    Helena Bonett is a curator, writer and lecturer undertaking an AHRC-funded collaborative doctorate at the Royal College of Art and Tate on the sculptural legacy of Barbara Hepworth. Her research focuses on the sites, sculptures and objects through which Hepworth is known and the connections that individuals make with these things and places, questioning what role Hepworth plays in people’s lived experiences and why. The Barbara Hepworth Museum and Sculpture Garden in St Ives, Cornwall, is a key site for Helena’s research, as it plays such a significant role in understandings of Hepworth and engagements with her work within a particular context. Helena was an Associate of the Tate St Ives Artists Programme in 2014–15. Trewyn Studio is her first film.

  • Head and shoulder portrait of a man with short dark hair
  • Head and shoulders portrait of Alexander Massouras

    Alexander Massouras is Leverhulme Early Career Fellow at the Ruskin School of Art. His current project, Casts and Iconoclasts: The Twentieth-century Plaster Cast and the Reproduction of Culture, considers the transformation of the plaster cast from a medium of canonic transmission into an autonomous art object. It uses the history of the plaster cast to throw new light on institutional and wider cultural shifts: attitudes to originality, relationships between art and art history, hierarchies of creativity, and reformulations of the idea of education.

  • Head and shoulders portrait of Elena Crippa

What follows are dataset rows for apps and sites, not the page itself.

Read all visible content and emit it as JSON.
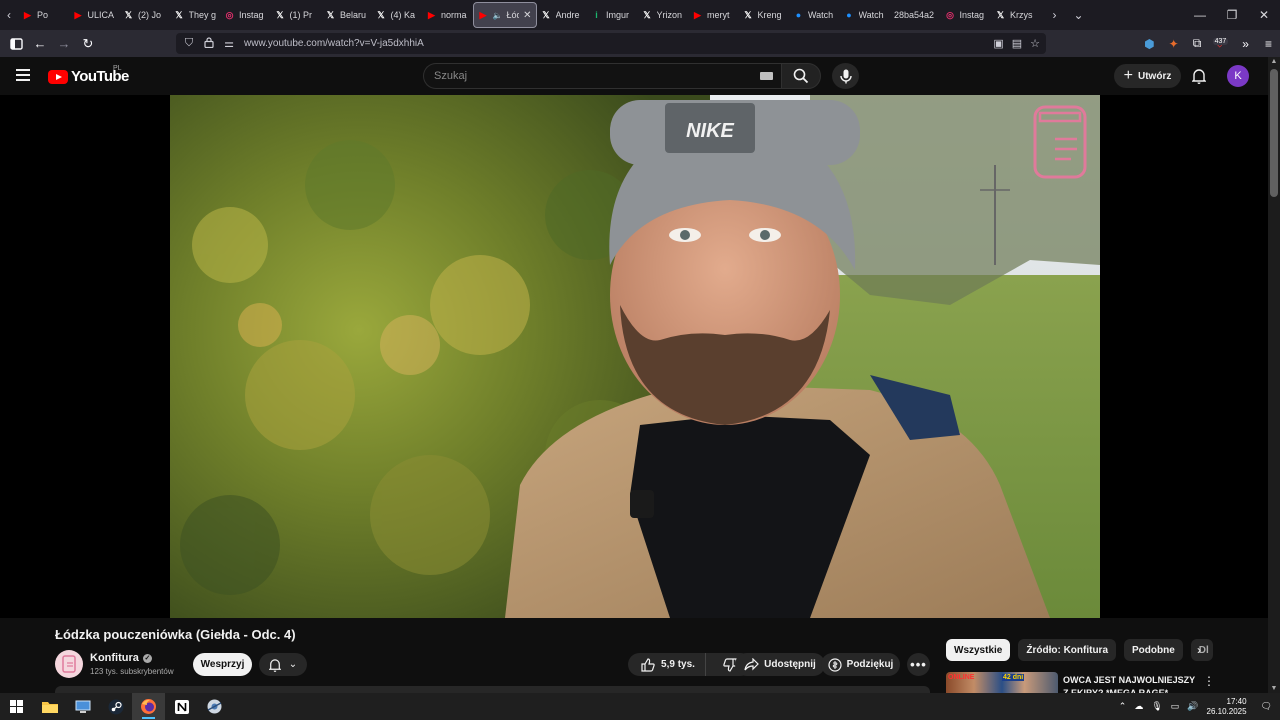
{
  "browser": {
    "tabs": [
      {
        "label": "Po",
        "icon": "youtube-icon",
        "color": "#ff0000"
      },
      {
        "label": "ULICA",
        "icon": "youtube-icon",
        "color": "#ff0000"
      },
      {
        "label": "(2) Jo",
        "icon": "x-icon",
        "color": "#ffffff"
      },
      {
        "label": "They g",
        "icon": "x-icon",
        "color": "#ffffff"
      },
      {
        "label": "Instag",
        "icon": "instagram-icon",
        "color": "#e1306c"
      },
      {
        "label": "(1) Pr",
        "icon": "x-icon",
        "color": "#ffffff"
      },
      {
        "label": "Belaru",
        "icon": "x-icon",
        "color": "#ffffff"
      },
      {
        "label": "(4) Ka",
        "icon": "x-icon",
        "color": "#ffffff"
      },
      {
        "label": "norma",
        "icon": "youtube-icon",
        "color": "#ff0000"
      },
      {
        "label": "Łódz",
        "icon": "youtube-icon",
        "color": "#ff0000",
        "active": true
      },
      {
        "label": "Andre",
        "icon": "x-icon",
        "color": "#ffffff"
      },
      {
        "label": "Imgur",
        "icon": "imgur-icon",
        "color": "#1bb76e"
      },
      {
        "label": "Yrizon",
        "icon": "x-icon",
        "color": "#ffffff"
      },
      {
        "label": "meryt",
        "icon": "youtube-icon",
        "color": "#ff0000"
      },
      {
        "label": "Kreng",
        "icon": "x-icon",
        "color": "#ffffff"
      },
      {
        "label": "Watch",
        "icon": "stream-icon",
        "color": "#1e90ff"
      },
      {
        "label": "Watch",
        "icon": "stream-icon",
        "color": "#1e90ff"
      },
      {
        "label": "28ba54a2",
        "icon": "",
        "color": "#ffffff"
      },
      {
        "label": "Instag",
        "icon": "instagram-icon",
        "color": "#e1306c"
      },
      {
        "label": "Krzys",
        "icon": "x-icon",
        "color": "#ffffff"
      }
    ],
    "url": "www.youtube.com/watch?v=V-ja5dxhhiA",
    "extension_badge": "437"
  },
  "youtube": {
    "logo_text": "YouTube",
    "country_code": "PL",
    "search_placeholder": "Szukaj",
    "create_label": "Utwórz",
    "avatar_letter": "K"
  },
  "video": {
    "title": "Łódzka pouczeniówka (Giełda - Odc. 4)",
    "channel_name": "Konfitura",
    "subscribers": "123 tys. subskrybentów",
    "join_label": "Wesprzyj",
    "likes": "5,9 tys.",
    "share_label": "Udostępnij",
    "thanks_label": "Podziękuj"
  },
  "sidebar": {
    "chips": [
      "Wszystkie",
      "Źródło: Konfitura",
      "Podobne",
      "Dl"
    ],
    "recommendation": {
      "title": "OWCA JEST NAJWOLNIEJSZY Z EKIPY? *MEGA RAGE*",
      "badge_a": "ONLINE",
      "badge_b": "42 dni"
    }
  },
  "taskbar": {
    "time": "17:40",
    "date": "26.10.2025"
  }
}
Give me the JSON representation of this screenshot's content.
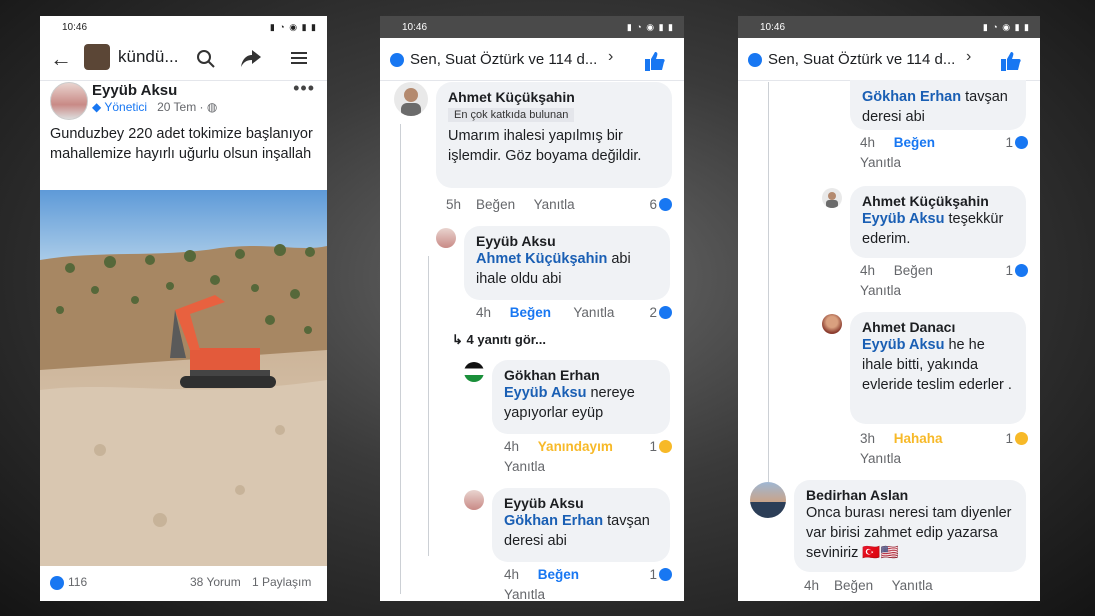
{
  "status": {
    "time": "10:46"
  },
  "panel1": {
    "page_name": "kündü...",
    "poster": {
      "name": "Eyyüb Aksu",
      "role": "Yönetici",
      "time": "20 Tem"
    },
    "post_text": "Gunduzbey 220 adet tokimize başlanıyor mahallemize hayırlı uğurlu olsun inşallah",
    "footer": {
      "likes": "116",
      "comments": "38 Yorum",
      "shares": "1 Paylaşım"
    }
  },
  "panel2": {
    "header": "Sen, Suat Öztürk ve 114 d...",
    "c1": {
      "name": "Ahmet Küçükşahin",
      "badge": "En çok katkıda bulunan",
      "text": "Umarım ihalesi yapılmış bir işlemdir. Göz boyama değildir.",
      "time": "5h",
      "like": "Beğen",
      "reply": "Yanıtla",
      "count": "6"
    },
    "c2": {
      "name": "Eyyüb Aksu",
      "mention": "Ahmet Küçükşahin",
      "text": " abi ihale oldu abi",
      "time": "4h",
      "like": "Beğen",
      "reply": "Yanıtla",
      "count": "2"
    },
    "more_replies": "4 yanıtı gör...",
    "c3": {
      "name": "Gökhan Erhan",
      "mention": "Eyyüb Aksu",
      "text": " nereye yapıyorlar eyüp",
      "time": "4h",
      "like": "Yanındayım",
      "reply": "Yanıtla",
      "count": "1"
    },
    "c4": {
      "name": "Eyyüb Aksu",
      "mention": "Gökhan Erhan",
      "text": " tavşan deresi abi",
      "time": "4h",
      "like": "Beğen",
      "reply": "Yanıtla",
      "count": "1"
    }
  },
  "panel3": {
    "header": "Sen, Suat Öztürk ve 114 d...",
    "c1": {
      "mention": "Gökhan Erhan",
      "text": " tavşan deresi abi",
      "time": "4h",
      "like": "Beğen",
      "reply": "Yanıtla",
      "count": "1"
    },
    "c2": {
      "name": "Ahmet Küçükşahin",
      "mention": "Eyyüb Aksu",
      "text": " teşekkür ederim.",
      "time": "4h",
      "like": "Beğen",
      "reply": "Yanıtla",
      "count": "1"
    },
    "c3": {
      "name": "Ahmet Danacı",
      "mention": "Eyyüb Aksu",
      "text": " he he ihale bitti, yakında evleride teslim ederler .",
      "time": "3h",
      "like": "Hahaha",
      "reply": "Yanıtla",
      "count": "1"
    },
    "c4": {
      "name": "Bedirhan Aslan",
      "text": "Onca burası neresi tam diyenler var birisi zahmet edip yazarsa seviniriz 🇹🇷🇺🇸",
      "time": "4h",
      "like": "Beğen",
      "reply": "Yanıtla"
    }
  },
  "colors": {
    "accent": "#1877f2",
    "bubble": "#f0f2f5",
    "haha": "#f7b928"
  }
}
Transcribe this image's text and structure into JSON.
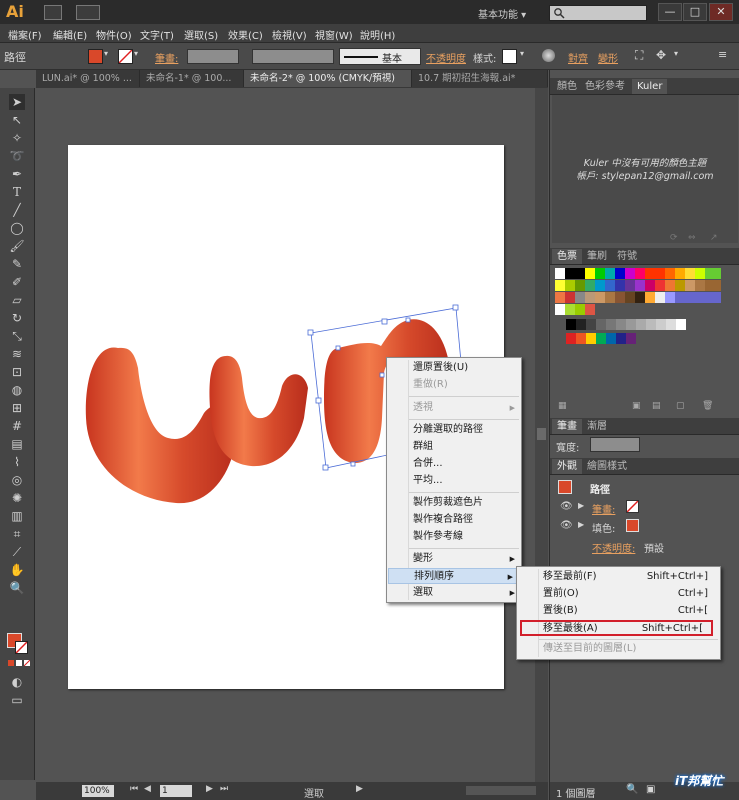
{
  "app": {
    "logo": "Ai",
    "workspace": "基本功能",
    "colors": {
      "accent": "#e8a23a",
      "fill": "#d9482a"
    }
  },
  "window_controls": {
    "minimize": "—",
    "maximize": "□",
    "close": "✕"
  },
  "menubar": [
    "檔案(F)",
    "編輯(E)",
    "物件(O)",
    "文字(T)",
    "選取(S)",
    "效果(C)",
    "檢視(V)",
    "視窗(W)",
    "說明(H)"
  ],
  "control": {
    "object_type": "路徑",
    "stroke_label": "筆畫:",
    "stroke_style": "基本",
    "opacity_label": "不透明度",
    "style_label": "樣式:",
    "align_label": "對齊",
    "transform_label": "變形"
  },
  "tabs": [
    "LUN.ai* @ 100% ...",
    "未命名-1* @ 100...",
    "未命名-2* @ 100% (CMYK/預視)",
    "10.7 期初招生海報.ai*"
  ],
  "status": {
    "zoom": "100%",
    "page": "1",
    "mode": "選取"
  },
  "panels": {
    "color_tabs": [
      "顏色",
      "色彩參考",
      "Kuler"
    ],
    "kuler_message": "Kuler 中沒有可用的顏色主題",
    "kuler_account": "帳戶: stylepan12@gmail.com",
    "swatch_tabs": [
      "色票",
      "筆刷",
      "符號"
    ],
    "stroke_tabs": [
      "筆畫",
      "漸層"
    ],
    "width_label": "寬度:",
    "appearance_tabs": [
      "外觀",
      "繪圖樣式"
    ],
    "appearance_title": "路徑",
    "appearance_rows": [
      "筆畫:",
      "填色:",
      "不透明度:"
    ],
    "opacity_value": "預設",
    "layers_count": "1 個圖層"
  },
  "context_menu": {
    "items": [
      {
        "label": "還原置後(U)",
        "enabled": true
      },
      {
        "label": "重做(R)",
        "enabled": false
      },
      {
        "label": "透視",
        "enabled": false,
        "submenu": true
      },
      {
        "label": "分離選取的路徑",
        "enabled": true
      },
      {
        "label": "群組",
        "enabled": true
      },
      {
        "label": "合併...",
        "enabled": true
      },
      {
        "label": "平均...",
        "enabled": true
      },
      {
        "label": "製作剪裁遮色片",
        "enabled": true
      },
      {
        "label": "製作複合路徑",
        "enabled": true
      },
      {
        "label": "製作參考線",
        "enabled": true
      },
      {
        "label": "變形",
        "enabled": true,
        "submenu": true
      },
      {
        "label": "排列順序",
        "enabled": true,
        "submenu": true,
        "highlighted": true
      },
      {
        "label": "選取",
        "enabled": true,
        "submenu": true
      }
    ]
  },
  "submenu": {
    "items": [
      {
        "label": "移至最前(F)",
        "shortcut": "Shift+Ctrl+]",
        "enabled": true
      },
      {
        "label": "置前(O)",
        "shortcut": "Ctrl+]",
        "enabled": true
      },
      {
        "label": "置後(B)",
        "shortcut": "Ctrl+[",
        "enabled": true
      },
      {
        "label": "移至最後(A)",
        "shortcut": "Shift+Ctrl+[",
        "enabled": true,
        "outlined": true
      },
      {
        "label": "傳送至目前的圖層(L)",
        "shortcut": "",
        "enabled": false
      }
    ]
  },
  "watermark": "iT邦幫忙"
}
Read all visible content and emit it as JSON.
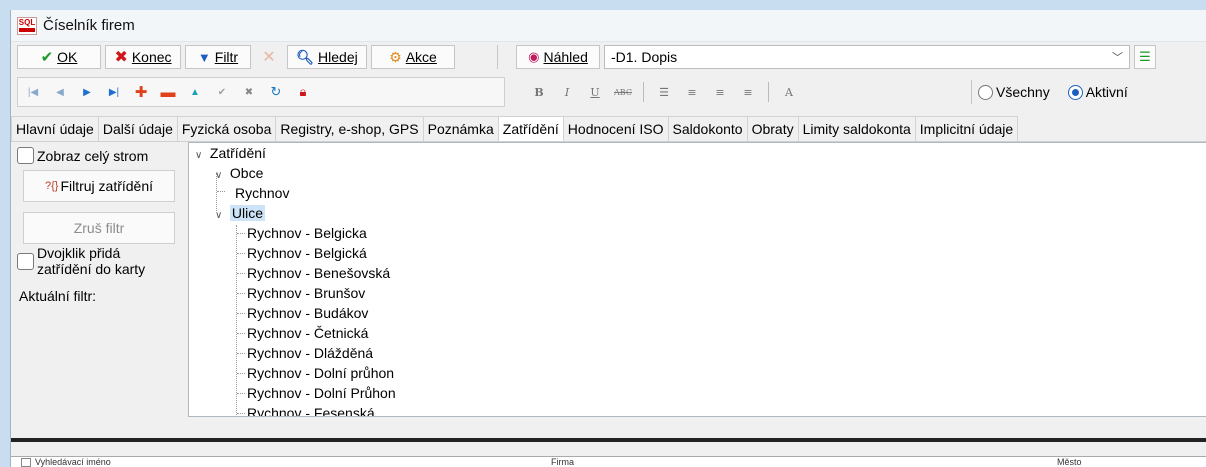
{
  "window": {
    "title": "Číselník firem",
    "app_icon_text": "SQL"
  },
  "toolbar": {
    "ok": "OK",
    "konec": "Konec",
    "filtr": "Filtr",
    "hledej": "Hledej",
    "akce": "Akce",
    "nahled": "Náhled",
    "report_selected": "-D1. Dopis"
  },
  "format_toolbar": {
    "bold": "B",
    "italic": "I",
    "underline": "U",
    "strike": "ABC",
    "font": "A"
  },
  "radios": {
    "vsechny": "Všechny",
    "aktivni": "Aktivní",
    "selected": "Aktivní"
  },
  "tabs": [
    "Hlavní údaje",
    "Další údaje",
    "Fyzická osoba",
    "Registry, e-shop, GPS",
    "Poznámka",
    "Zatřídění",
    "Hodnocení ISO",
    "Saldokonto",
    "Obraty",
    "Limity saldokonta",
    "Implicitní údaje"
  ],
  "active_tab": "Zatřídění",
  "left_panel": {
    "zobraz_cely_strom": "Zobraz celý strom",
    "filtruj_btn": "Filtruj zatřídění",
    "filtruj_icon": "?{}",
    "zrus_filtr_btn": "Zruš filtr",
    "dvojklik_line1": "Dvojklik přidá",
    "dvojklik_line2": "zatřídění do karty",
    "aktualni_filtr": "Aktuální filtr:"
  },
  "tree": {
    "root": "Zatřídění",
    "obce": "Obce",
    "obce_items": [
      "Rychnov"
    ],
    "ulice": "Ulice",
    "ulice_items": [
      "Rychnov - Belgicka",
      "Rychnov - Belgická",
      "Rychnov - Benešovská",
      "Rychnov - Brunšov",
      "Rychnov - Budákov",
      "Rychnov - Četnická",
      "Rychnov - Dlážděná",
      "Rychnov - Dolní průhon",
      "Rychnov - Dolní Průhon",
      "Rychnov - Fesenská"
    ]
  },
  "grid": {
    "col_vyhledavaci": "Vyhledávací iméno",
    "col_firma": "Firma",
    "col_mesto": "Město"
  }
}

    Elena Crippa is Curator, Modern and Contemporary British Art at Tate, London. Her role focuses on the research, display, exhibition, and acquisition of artworks from the period 1940–80. She has recently organized exhibitions and displays of the work of Frank Auerbach, Bruce McLean, Tracey Emin, and Jo Spence. She conducted her doctorate research working as part of the Tate Research project “Art School Educated” (2009–13), investigating the relationship between new approaches to art teaching and art making as they emerged in the British art school in the 1950s and 1960s. She has recently co-edited and contributed to Exhibition, Design, Participation: “an Exhibit” 1957 and Related Projects (Afterall Books, 2016), has published essays on the relationship between sculpture and performance art in the 1960–70s, and on the work of Art & Language, Manon de Boer, and Victor Pasmore.